* Work to complete
Could you repeat all of the entries below word for word, apart from the pictures?

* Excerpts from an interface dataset
___
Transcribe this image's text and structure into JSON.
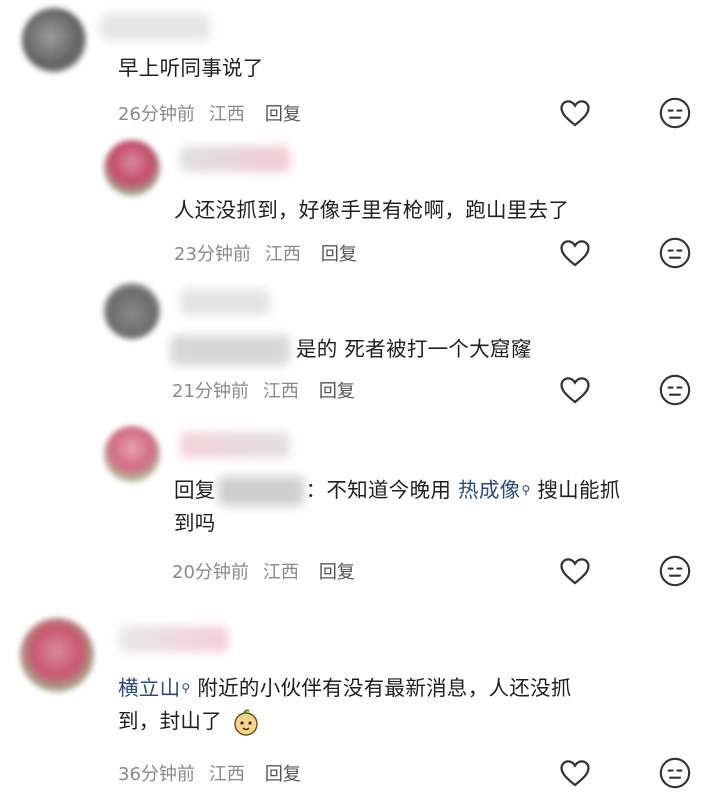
{
  "comments": [
    {
      "text": "早上听同事说了",
      "time": "26分钟前",
      "location": "江西",
      "reply": "回复"
    },
    {
      "text": "人还没抓到，好像手里有枪啊，跑山里去了",
      "time": "23分钟前",
      "location": "江西",
      "reply": "回复"
    },
    {
      "text": "是的 死者被打一个大窟窿",
      "time": "21分钟前",
      "location": "江西",
      "reply": "回复"
    },
    {
      "reply_prefix": "回复",
      "text_before": "：不知道今晚用 ",
      "link": "热成像",
      "text_after_line1": " 搜山能抓",
      "text_line2": "到吗",
      "time": "20分钟前",
      "location": "江西",
      "reply": "回复"
    },
    {
      "link": "横立山",
      "text_line1": " 附近的小伙伴有没有最新消息，人还没抓",
      "text_line2": "到，封山了",
      "time": "36分钟前",
      "location": "江西",
      "reply": "回复"
    }
  ],
  "icons": {
    "like": "heart-outline-icon",
    "dislike": "meh-face-icon",
    "search": "search-icon",
    "emoji": "cute-face-emoji"
  }
}
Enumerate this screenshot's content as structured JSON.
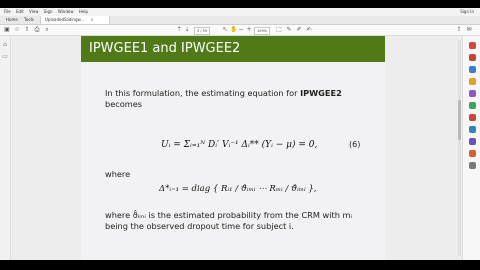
{
  "menu": {
    "items": [
      "File",
      "Edit",
      "View",
      "Sign",
      "Window",
      "Help"
    ],
    "signin": "Sign In"
  },
  "tabs": {
    "home": "Home",
    "tools": "Tools",
    "doc": "UploadedSlidingw..."
  },
  "toolbar": {
    "page_current": "5",
    "page_total": "/ 59",
    "zoom": "109%"
  },
  "slide": {
    "title": "IPWGEE1 and IPWGEE2",
    "para1_a": "In this formulation, the estimating equation for ",
    "para1_b": "IPWGEE2",
    "para1_c": "becomes",
    "eq1": "Uᵢ = Σᵢ₌₁ᴺ Dᵢ′ Vᵢ⁻¹ Δᵢ** (Yᵢ − μ) = 0,",
    "eq1_number": "(6)",
    "where": "where",
    "eq2": "Δ*ᵢ₌₁ = diag { Rᵢ₁ / ϑ̂ᵢₘᵢ ⋯ Rₘᵢ / ϑ̂ᵢₘᵢ },",
    "para2_line1": "where ϑ̂ᵢₘᵢ is the estimated probability from the CRM with mᵢ",
    "para2_line2": "being the observed dropout time for subject i."
  }
}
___
* Finished exercise
Transcribe this image's text and structure into JSON.
{
  "comments": [
    {
      "text": "早上听同事说了",
      "time": "26分钟前",
      "location": "江西",
      "reply": "回复"
    },
    {
      "text": "人还没抓到，好像手里有枪啊，跑山里去了",
      "time": "23分钟前",
      "location": "江西",
      "reply": "回复"
    },
    {
      "text": "是的 死者被打一个大窟窿",
      "time": "21分钟前",
      "location": "江西",
      "reply": "回复"
    },
    {
      "reply_prefix": "回复",
      "text_before": "：不知道今晚用 ",
      "link": "热成像",
      "text_after_line1": " 搜山能抓",
      "text_line2": "到吗",
      "time": "20分钟前",
      "location": "江西",
      "reply": "回复"
    },
    {
      "link": "横立山",
      "text_line1": " 附近的小伙伴有没有最新消息，人还没抓",
      "text_line2": "到，封山了",
      "time": "36分钟前",
      "location": "江西",
      "reply": "回复"
    }
  ],
  "icons": {
    "like": "heart-outline-icon",
    "dislike": "meh-face-icon",
    "search": "search-icon",
    "emoji": "cute-face-emoji"
  }
}
Enumerate this screenshot's content as structured JSON.
{
  "menu": {
    "items": [
      "File",
      "Edit",
      "View",
      "Sign",
      "Window",
      "Help"
    ],
    "signin": "Sign In"
  },
  "tabs": {
    "home": "Home",
    "tools": "Tools",
    "doc": "UploadedSlidingw..."
  },
  "toolbar": {
    "page_current": "5",
    "page_total": "/ 59",
    "zoom": "109%"
  },
  "slide": {
    "title": "IPWGEE1 and IPWGEE2",
    "para1_a": "In this formulation, the estimating equation for ",
    "para1_b": "IPWGEE2",
    "para1_c": "becomes",
    "eq1": "Uᵢ = Σᵢ₌₁ᴺ Dᵢ′ Vᵢ⁻¹ Δᵢ** (Yᵢ − μ) = 0,",
    "eq1_number": "(6)",
    "where": "where",
    "eq2": "Δ*ᵢ₌₁ = diag { Rᵢ₁ / ϑ̂ᵢₘᵢ ⋯ Rₘᵢ / ϑ̂ᵢₘᵢ },",
    "para2_line1": "where ϑ̂ᵢₘᵢ is the estimated probability from the CRM with mᵢ",
    "para2_line2": "being the observed dropout time for subject i."
  }
}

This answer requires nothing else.